At the time of her death, the anthropologist had been researching and publishing reports about the plights of internally displaced people in Guatemala.
Myrna Mack’s murder is widely believed to be politically motivated. Helen Mack, Myrna’s sister, has continued to push the Guatemalan court system to charge the “intellectual authors” of the crime. According to a confidential document about the Myrna Mack case that is published on the CIA website:
“Mack was allegedly killed to prevent revelations of details concerning military abuses in the highland areas at the height of Guatemala’s civil war.” (1)
In 1993, following a string of delays in court proceedings, Noel de Jesus Beteta, a member of the Presidential General Staff, was found guilty of Mack’s murder and was sentenced to 30 years in prison. (1)
In 1994, the Guatemalan Supreme Court ruled that three army officers, Edgar Godoy Gaitan, Lieutenant Colonel Juan Valencia Osorio and Lieutenant Colonel Juan Oliva Carrera, would stand trial for their alleged involvement in Mack’s murder. While the three army officers from the Presidential General Staff were not accused of stabbing and directly killing Myrna themselves, they were put on trial for being intellectual authors of the murder.
Guatemalan Army’s Involvement
Providing “evidence” of the Guatemalan Army’s involvement with the murder, is the fact that Beteta supposedly confessed to agreeing to keep quiet about the intellectual authors who were indirectly involved with the crime. As it states in the CIA document about the case:
“Beteta claims he has been abandoned by the Army; he says their agreement was that he would remain silent about the “intellectual authors” in exchange for a militarily arranged and facilitated escape or even a congressional amnesty.” (1)
There were years of delays, numerous postponements and a relentless crusade for justice made by Helen Mack. On September 3, 2002, the trial of the three Army officers accused of being the intellectual authors in Myrna Mack’s murder finally began.
One month later, Colonel Juan Valencia Osorio was convicted of ordering Mack’s murder and was sentenced to 30 years in prison, which was the maximum sentence allowed under Guatemalan law. However, both Colonel Oliva Carrera and General Godoy Gaitan were acquitted due to there being “insufficient evidence” of the two officers being involved in the murder. (2)
Nine years earlier, Helen Mack had set up the Myrna Mack Foundation, an organization of approximately 40 workers who lobby for change to the legal system, to promote human security and to fight impunity for military crimes.

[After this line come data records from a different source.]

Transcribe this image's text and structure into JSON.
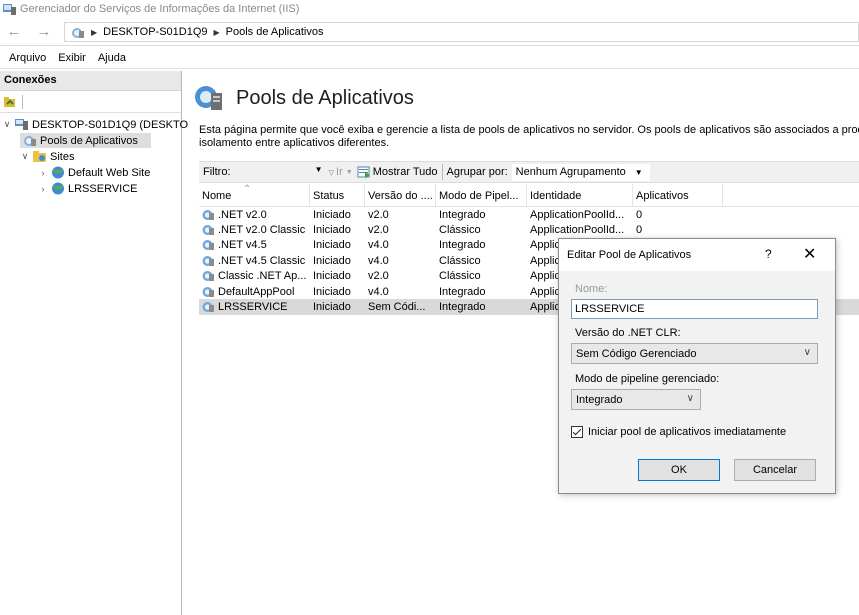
{
  "window": {
    "title": "Gerenciador do Serviços de Informações da Internet (IIS)"
  },
  "address": {
    "crumbs": [
      "DESKTOP-S01D1Q9",
      "Pools de Aplicativos"
    ]
  },
  "menu": {
    "items": [
      "Arquivo",
      "Exibir",
      "Ajuda"
    ]
  },
  "connections": {
    "header": "Conexões",
    "tree": [
      {
        "label": "DESKTOP-S01D1Q9 (DESKTOP",
        "level": 0,
        "expanded": true,
        "icon": "server-icon"
      },
      {
        "label": "Pools de Aplicativos",
        "level": 1,
        "selected": true,
        "icon": "app-pools-icon"
      },
      {
        "label": "Sites",
        "level": 1,
        "expanded": true,
        "icon": "sites-folder-icon"
      },
      {
        "label": "Default Web Site",
        "level": 2,
        "icon": "website-icon"
      },
      {
        "label": "LRSSERVICE",
        "level": 2,
        "icon": "website-icon"
      }
    ]
  },
  "main": {
    "title": "Pools de Aplicativos",
    "description_line1": "Esta página permite que você exiba e gerencie a lista de pools de aplicativos no servidor. Os pools de aplicativos são associados a processos",
    "description_line2": "isolamento entre aplicativos diferentes.",
    "filter_label": "Filtro:",
    "go_label": "Ir",
    "show_all_label": "Mostrar Tudo",
    "group_by_label": "Agrupar por:",
    "group_by_value": "Nenhum Agrupamento"
  },
  "table": {
    "columns": [
      "Nome",
      "Status",
      "Versão do ....",
      "Modo de Pipel...",
      "Identidade",
      "Aplicativos",
      ""
    ],
    "rows": [
      [
        ".NET v2.0",
        "Iniciado",
        "v2.0",
        "Integrado",
        "ApplicationPoolId...",
        "0"
      ],
      [
        ".NET v2.0 Classic",
        "Iniciado",
        "v2.0",
        "Clássico",
        "ApplicationPoolId...",
        "0"
      ],
      [
        ".NET v4.5",
        "Iniciado",
        "v4.0",
        "Integrado",
        "Applic",
        ""
      ],
      [
        ".NET v4.5 Classic",
        "Iniciado",
        "v4.0",
        "Clássico",
        "Applic",
        ""
      ],
      [
        "Classic .NET Ap...",
        "Iniciado",
        "v2.0",
        "Clássico",
        "Applic",
        ""
      ],
      [
        "DefaultAppPool",
        "Iniciado",
        "v4.0",
        "Integrado",
        "Applic",
        ""
      ],
      [
        "LRSSERVICE",
        "Iniciado",
        "Sem Códi...",
        "Integrado",
        "Applic",
        ""
      ]
    ],
    "selected_row": 6
  },
  "dialog": {
    "title": "Editar Pool de Aplicativos",
    "help": "?",
    "close": "✕",
    "name_label": "Nome:",
    "name_value": "LRSSERVICE",
    "clr_label": "Versão do .NET CLR:",
    "clr_value": "Sem Código Gerenciado",
    "pipeline_label": "Modo de pipeline gerenciado:",
    "pipeline_value": "Integrado",
    "start_checkbox_label": "Iniciar pool de aplicativos imediatamente",
    "start_checked": true,
    "ok_label": "OK",
    "cancel_label": "Cancelar"
  },
  "colors": {
    "accent": "#0078d7",
    "selection": "#d9d9d9"
  }
}
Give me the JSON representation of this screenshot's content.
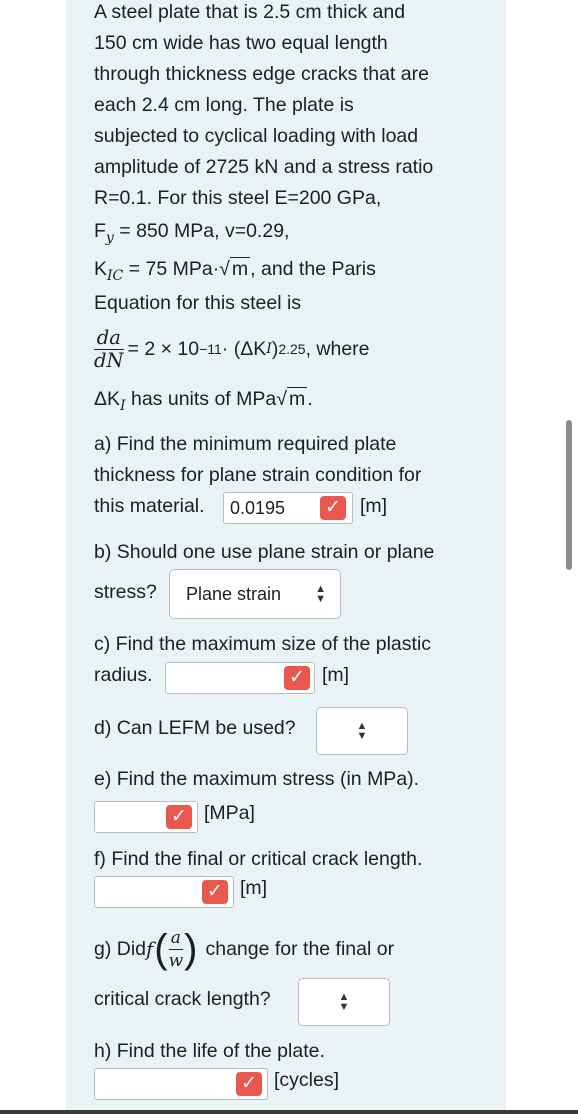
{
  "problem": {
    "line1": "A steel plate that is 2.5 cm thick and",
    "line2": "150 cm wide has two equal length",
    "line3": "through thickness edge cracks that are",
    "line4": "each 2.4 cm long. The plate is",
    "line5": "subjected to cyclical loading with load",
    "line6": "amplitude of 2725 kN and a stress ratio",
    "line7": "R=0.1. For this steel E=200 GPa,",
    "fy_sym": "F",
    "fy_sub": "y",
    "fy_rest": " = 850 MPa, v=0.29,",
    "kic_sym": "K",
    "kic_sub": "IC",
    "kic_rest": " = 75 MPa·√",
    "kic_m": "m",
    "kic_tail": ", and the Paris",
    "paris_intro": "Equation for this steel is",
    "da": "da",
    "dn": "dN",
    "paris_eq": "= 2 × 10",
    "paris_exp": "−11",
    "paris_mid": " · (ΔK",
    "paris_sub": "I",
    "paris_close": ")",
    "paris_pow": "2.25",
    "paris_tail": ", where",
    "units_line_a": "ΔK",
    "units_sub": "I",
    "units_line_b": " has units of MPa√",
    "units_m": "m",
    "units_dot": "."
  },
  "parts": {
    "a_line1": "a) Find the minimum required plate",
    "a_line2": "thickness for plane strain condition for",
    "a_line3": "this material.",
    "a_value": "0.0195",
    "a_unit": "[m]",
    "b_line1": "b) Should one use plane strain or plane",
    "b_line2": "stress?",
    "b_selected": "Plane strain",
    "c_line1": "c) Find the maximum size of the plastic",
    "c_line2": "radius.",
    "c_unit": "[m]",
    "d_line1": "d) Can LEFM be used?",
    "e_line1": "e) Find the maximum stress (in MPa).",
    "e_unit": "[MPa]",
    "f_line1": "f) Find the final or critical crack length.",
    "f_unit": "[m]",
    "g_prefix": "g) Did ",
    "g_f": "f",
    "g_a": "a",
    "g_w": "w",
    "g_suffix": "change for the final or",
    "g_line2": "critical crack length?",
    "h_line1": "h) Find the life of the plate.",
    "h_unit": "[cycles]"
  },
  "icons": {
    "check": "checkmark-icon",
    "caret": "updown-caret-icon"
  },
  "colors": {
    "panel": "#e9f2f5",
    "check_badge": "#e8584f"
  }
}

In the wake of the acquittal of Carrera and Gaitan, on October 4, 2002, the Foundation issued the following statement:
“The conviction of Colonel Juan Valencia Osorio defines the historical magnitude of this trial, which reflects the existence of advances, although minimal and fragile, in the administration of justice in Guatemala.

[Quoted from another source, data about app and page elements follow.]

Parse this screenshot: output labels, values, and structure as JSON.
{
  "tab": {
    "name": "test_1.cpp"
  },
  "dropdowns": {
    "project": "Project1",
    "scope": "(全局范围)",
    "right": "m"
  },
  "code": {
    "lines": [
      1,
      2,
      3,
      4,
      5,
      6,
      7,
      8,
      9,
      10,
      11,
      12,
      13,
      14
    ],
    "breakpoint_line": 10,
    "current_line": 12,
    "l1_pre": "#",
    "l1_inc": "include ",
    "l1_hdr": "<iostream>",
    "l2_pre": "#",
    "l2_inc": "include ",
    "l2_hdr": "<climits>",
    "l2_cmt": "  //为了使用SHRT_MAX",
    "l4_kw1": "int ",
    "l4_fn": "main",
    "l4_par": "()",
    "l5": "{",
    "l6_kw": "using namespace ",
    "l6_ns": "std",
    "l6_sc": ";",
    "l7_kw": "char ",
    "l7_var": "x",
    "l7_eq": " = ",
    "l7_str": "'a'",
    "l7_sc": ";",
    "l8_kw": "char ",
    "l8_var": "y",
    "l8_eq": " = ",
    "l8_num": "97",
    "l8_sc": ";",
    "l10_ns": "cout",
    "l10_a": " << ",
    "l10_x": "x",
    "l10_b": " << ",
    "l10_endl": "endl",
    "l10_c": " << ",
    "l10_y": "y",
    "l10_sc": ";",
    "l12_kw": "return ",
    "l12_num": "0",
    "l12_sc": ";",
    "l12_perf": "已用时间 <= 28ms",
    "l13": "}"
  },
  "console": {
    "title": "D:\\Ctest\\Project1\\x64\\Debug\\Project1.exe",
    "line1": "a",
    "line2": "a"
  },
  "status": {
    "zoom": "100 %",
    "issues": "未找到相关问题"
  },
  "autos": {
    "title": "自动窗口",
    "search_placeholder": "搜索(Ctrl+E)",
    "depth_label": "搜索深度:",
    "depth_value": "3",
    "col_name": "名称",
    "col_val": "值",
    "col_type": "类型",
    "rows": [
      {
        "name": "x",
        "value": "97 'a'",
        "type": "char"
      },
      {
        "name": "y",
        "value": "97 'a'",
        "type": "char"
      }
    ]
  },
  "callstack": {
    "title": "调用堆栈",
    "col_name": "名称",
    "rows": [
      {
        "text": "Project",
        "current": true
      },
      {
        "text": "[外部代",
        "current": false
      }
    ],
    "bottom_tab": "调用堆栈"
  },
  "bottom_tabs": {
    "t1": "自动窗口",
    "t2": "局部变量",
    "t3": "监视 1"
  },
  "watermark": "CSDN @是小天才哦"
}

I am satisfied with the 35-year prison sentence given to Colonel Juan Valencia Osorio, because he was clearly proven to be the author of an institutional crime, a special intelligence operation, which culminated in the murder of my sister.
I am not satisfied with the acquittal of General Edgar Godoy Gaitan and Colonel Juan Guillermo Oliva Carrera, for we presented sufficient evidence to confirm their participation in the planning of this institutional crime.” (3)
Seeking Justice for Myrna
The Myrna Mack case is an interesting yet ambiguous one. It was a “historical” trial as sentencing Osorio to the maximum advanced the system of punishing “intellectual authors”.
However, the acquittal of the other two officers, when Helen Mack insists there was enough evidence presented to convict them, proves that flaws and corruption are still very much existence when it comes to convicting those clearly involved in institutional crimes.
Despite Helen Mack’s relentless appeals to convict everyone involved in her sister’s murder achieving some level of success and making some inroads in the dreadful injustice of intellectual authors getting away with their involvement in crimes, there is still a long way to go in prosecuting perpetrators that may not have pulled the trigger or stuck in the knife, but have played a part in a crime.
Police figures released in 2012 show that since the year 2000, 5,000 women have been murdered in Guatemala simply because they are women – a phenomenon known as “femicide”. According to the 2012 Guatemala Human Rights Commission – USA report, out of these 5,000 murders, Guatemalan courts have only produced 30 sentences, including both convictions and acquittals. (4)
According to the Peace and Conflict Monitor, this shocking trend for perpetrators of crimes to be seemingly void of prosecution, is a “continuing trend from the conflict era, where perpetrators of human rights violations, and masterminds of genocide are rarely held accountable”. (4)
In this sense, Helen Mack and her heroic crusade to find justice for her sister’s murder did well in ensuring that at least one of the intellectual authors from the Presidential General Staff was sentenced to the maximum jail sentence under Guatemalan law.
One question does remain. Why were the other two perpetrators of Myrna Mack’s death, similar to the hundreds involved with the horrific femicide taking place in Guatemala today, allowed to walk free?